PROBLEM »
Report how many lines in the records below hold "name", with no other output.

DATA SUPPLIED »
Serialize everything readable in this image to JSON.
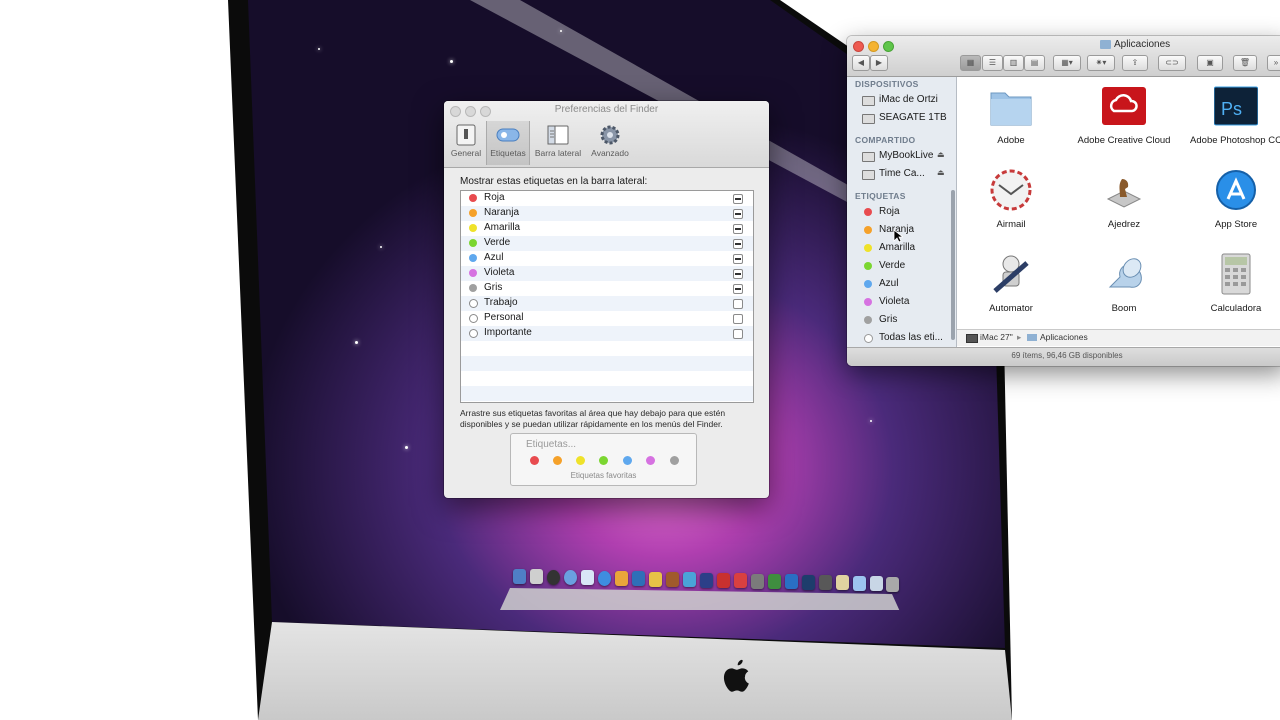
{
  "prefs_window": {
    "title": "Preferencias del Finder",
    "tabs": [
      {
        "label": "General",
        "icon": "general-icon",
        "selected": false
      },
      {
        "label": "Etiquetas",
        "icon": "tag-icon",
        "selected": true
      },
      {
        "label": "Barra lateral",
        "icon": "sidebar-icon",
        "selected": false
      },
      {
        "label": "Avanzado",
        "icon": "gear-icon",
        "selected": false
      }
    ],
    "heading": "Mostrar estas etiquetas en la barra lateral:",
    "tags": [
      {
        "name": "Roja",
        "color": "#e84b4f",
        "checked": true
      },
      {
        "name": "Naranja",
        "color": "#f5a12a",
        "checked": true
      },
      {
        "name": "Amarilla",
        "color": "#efe22a",
        "checked": true
      },
      {
        "name": "Verde",
        "color": "#7bd631",
        "checked": true
      },
      {
        "name": "Azul",
        "color": "#5fa8ee",
        "checked": true
      },
      {
        "name": "Violeta",
        "color": "#d672e1",
        "checked": true
      },
      {
        "name": "Gris",
        "color": "#a0a0a0",
        "checked": true
      },
      {
        "name": "Trabajo",
        "color": null,
        "checked": false
      },
      {
        "name": "Personal",
        "color": null,
        "checked": false
      },
      {
        "name": "Importante",
        "color": null,
        "checked": false
      }
    ],
    "help_text": "Arrastre sus etiquetas favoritas al área que hay debajo para que estén disponibles y se puedan utilizar rápidamente en los menús del Finder.",
    "favorites_placeholder": "Etiquetas...",
    "favorites_colors": [
      "#e84b4f",
      "#f5a12a",
      "#efe22a",
      "#7bd631",
      "#5fa8ee",
      "#d672e1",
      "#a0a0a0"
    ],
    "favorites_caption": "Etiquetas favoritas"
  },
  "finder_window": {
    "title": "Aplicaciones",
    "sidebar": {
      "devices_header": "DISPOSITIVOS",
      "devices": [
        {
          "label": "iMac de Ortzi",
          "icon": "computer-icon"
        },
        {
          "label": "SEAGATE 1TB",
          "icon": "drive-icon"
        }
      ],
      "shared_header": "COMPARTIDO",
      "shared": [
        {
          "label": "MyBookLive",
          "icon": "network-drive-icon",
          "eject": "⏏"
        },
        {
          "label": "Time Ca...",
          "icon": "time-capsule-icon",
          "eject": "⏏"
        }
      ],
      "tags_header": "ETIQUETAS",
      "tags": [
        {
          "label": "Roja",
          "color": "#e84b4f"
        },
        {
          "label": "Naranja",
          "color": "#f5a12a"
        },
        {
          "label": "Amarilla",
          "color": "#efe22a"
        },
        {
          "label": "Verde",
          "color": "#7bd631"
        },
        {
          "label": "Azul",
          "color": "#5fa8ee"
        },
        {
          "label": "Violeta",
          "color": "#d672e1"
        },
        {
          "label": "Gris",
          "color": "#a0a0a0"
        },
        {
          "label": "Todas las eti...",
          "color": "#ffffff"
        }
      ]
    },
    "apps": [
      {
        "label": "Adobe",
        "icon": "folder-icon"
      },
      {
        "label": "Adobe Creative Cloud",
        "icon": "creative-cloud-icon"
      },
      {
        "label": "Adobe Photoshop CC",
        "icon": "photoshop-icon"
      },
      {
        "label": "Airmail",
        "icon": "airmail-icon"
      },
      {
        "label": "Ajedrez",
        "icon": "chess-icon"
      },
      {
        "label": "App Store",
        "icon": "app-store-icon"
      },
      {
        "label": "Automator",
        "icon": "automator-icon"
      },
      {
        "label": "Boom",
        "icon": "boom-icon"
      },
      {
        "label": "Calculadora",
        "icon": "calculator-icon"
      }
    ],
    "path": {
      "computer": "iMac 27\"",
      "folder": "Aplicaciones"
    },
    "status": "69 ítems, 96,46 GB disponibles"
  },
  "photoshop_badge": "Ps",
  "colors": {
    "accent": "#5fa8ee",
    "desktop": "#2b1a4a"
  }
}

WRITTEN RESPONSE »
10